Even if you hate your job, the good news is that the fact that you’ve already got one will work to your advantage. It’s a sad fact of life, but recruiters are more attracted to the employed than the unemployed.
The bad news is that finding the job you were destined to do is going to involve a bit of legwork. As the saying goes though, hard work pays off – and the cliché is no more relevant than it terms of your career. So let’s get started.
Lesson #1 – Figure out why you hate your job:
Is it the work or the dress code? The commute or the unreasonable deadlines? The uncomfortable office chair or your manager? Identifying exactly why you’re in a career rut will help you find out what you’d be better off doing.
A friend of mine, for example, had an awesome job as a city architect. Her bugbear, however, was the fact that she had to travel an hour to get to work every day, from one side of London to the other, and back again. After a year of slogging it, she gave in and found a similar position closer to home. It wasn’t as well paid, but she gained an extra 2 hours a day. Worth it? She thinks so.
The issue here wasn’t the work itself, and if that’s your case then a career overhaul probably isn’t the best solution. If you don’t feel challenged enough, ask for more responsibility. If you’re conflicting with a colleague, resolve it with a superior. If you hate your job and everything about, it’s time to look for a new one.
Lesson #2 – Work out your strengths and weaknesses:
I used to see a therapist who had spent the majority of his twenties managing a hotel restaurant. He began to notice that as well as running the place, he spent a lot of time listening to his staff and helping them solve their problems and this rapidly became his favourite part of the job. Eventually he quit the restaurant, went back to university and emerged years later as a trained counsellor.
Now, I’m not suggesting that everyone quit their jobs and go back to school to train as something new. The point I’m making is that it’s ok to do something different. Try and pinpoint exactly what it is that you do best, and work out what career would be most suited to your strengths.
Lesson #3 – Do your research:
Unless going to work every day is akin to sticking needles in your eyes, it’s ok to take your time to do some research. I’m not implying that you spend your office hours searching job boards, although that’ll have you out of the door quick enough. Simply assign some spare time each day to browsing what’s out there, and if you’re ready for it, applying for positions.
Getting a grasp on the job market will help you assess what’s achievable, and what’s not. You’ll get a better idea of the skills you need for certain jobs, or if you don’t have them, what positions you could apply for to get a foot in the door.
For example, you work in HR and your dream is to become an interior designer; you love decorating, trawling for furniture at the flea market and there’s a pile of ELLE Decor on your coffee table. Despite having passion, actually making that leap from office to decorator might prove tricky. However, finding a HR job in an interior design firm could be a realistic step in the right direction.
Lesson #4: Be prepared:

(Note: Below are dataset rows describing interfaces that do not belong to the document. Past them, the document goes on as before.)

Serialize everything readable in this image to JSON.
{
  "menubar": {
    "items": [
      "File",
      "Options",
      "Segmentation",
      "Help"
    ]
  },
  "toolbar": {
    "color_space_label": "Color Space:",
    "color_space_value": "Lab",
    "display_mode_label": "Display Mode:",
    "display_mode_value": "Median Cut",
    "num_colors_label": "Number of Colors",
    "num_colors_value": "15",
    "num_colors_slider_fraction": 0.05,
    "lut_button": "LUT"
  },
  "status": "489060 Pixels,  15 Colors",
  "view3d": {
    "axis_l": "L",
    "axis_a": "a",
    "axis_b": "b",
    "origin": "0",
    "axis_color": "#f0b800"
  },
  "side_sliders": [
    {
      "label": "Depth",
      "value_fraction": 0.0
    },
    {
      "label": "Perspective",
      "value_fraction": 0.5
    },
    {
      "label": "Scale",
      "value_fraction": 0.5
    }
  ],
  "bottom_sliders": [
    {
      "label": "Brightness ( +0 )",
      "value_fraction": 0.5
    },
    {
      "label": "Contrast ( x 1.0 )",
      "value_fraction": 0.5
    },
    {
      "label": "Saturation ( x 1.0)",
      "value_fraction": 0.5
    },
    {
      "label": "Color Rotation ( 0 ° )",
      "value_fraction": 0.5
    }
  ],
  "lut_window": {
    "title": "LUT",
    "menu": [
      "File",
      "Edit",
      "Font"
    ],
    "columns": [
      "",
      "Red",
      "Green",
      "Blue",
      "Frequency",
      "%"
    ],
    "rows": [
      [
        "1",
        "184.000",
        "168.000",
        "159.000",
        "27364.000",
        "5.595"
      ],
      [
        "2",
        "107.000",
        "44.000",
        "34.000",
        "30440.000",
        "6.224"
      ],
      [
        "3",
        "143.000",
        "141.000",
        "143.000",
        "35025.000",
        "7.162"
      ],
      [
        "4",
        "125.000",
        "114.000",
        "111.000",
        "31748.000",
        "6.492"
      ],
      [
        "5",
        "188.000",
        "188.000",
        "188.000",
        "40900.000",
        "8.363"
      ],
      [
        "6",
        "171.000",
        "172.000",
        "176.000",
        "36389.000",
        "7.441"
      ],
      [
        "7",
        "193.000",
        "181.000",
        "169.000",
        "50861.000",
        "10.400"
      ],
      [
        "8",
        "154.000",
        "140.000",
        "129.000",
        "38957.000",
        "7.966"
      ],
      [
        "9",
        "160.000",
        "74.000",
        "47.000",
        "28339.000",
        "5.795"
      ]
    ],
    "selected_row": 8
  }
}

It’s realistic to say that our job market isn’t exactly thriving and the likelihood is, that it’ll take a while to find your dream position. With this in mind, it’s important to stay positive and have confidence that you will achieve your goal. Which you will if you keep at it.
Being prepared mentally is half the challenge; the other part is making sure you have a killer CV and an impressive LinkedIn profile. Don’t underestimate the importance of LinkedIn and your other social networks. The chances are, that the companies you apply to will spend more time researching your online presence than reading your CV. So remove any inappropriate tweets and lock down on your Facebook privacy settings pronto.
Lesson #5. Don’t be afraid of rejection:
Steve Jobs, Oprah Winfrey, Walt Disney and Elvis Presley are all famous examples of people who were rejected early on in their careers. Elvis’s granddad told him to go back to driving a truck, Steve Jobs was notoriously fired from Apple, before rejoining and later becoming CEO. Did it stop them from striving toward their goals? No.
Michael Jordan famously stated “I have missed more than 9,000 shots in my career. I have lost almost 300 games. On 26 occasions I have been entrusted to take the game winning shot, and I missed. I’ve failed over and over and over again in my life. And that is why I succeed.”
The bad news is, you will face rejection. The good news is, it will make you stronger and every step you take will bring you closer to your goal. Whether it takes 5 job applications or 50, it’ll all be worth it when you land your dream job, and finally escape that career rut.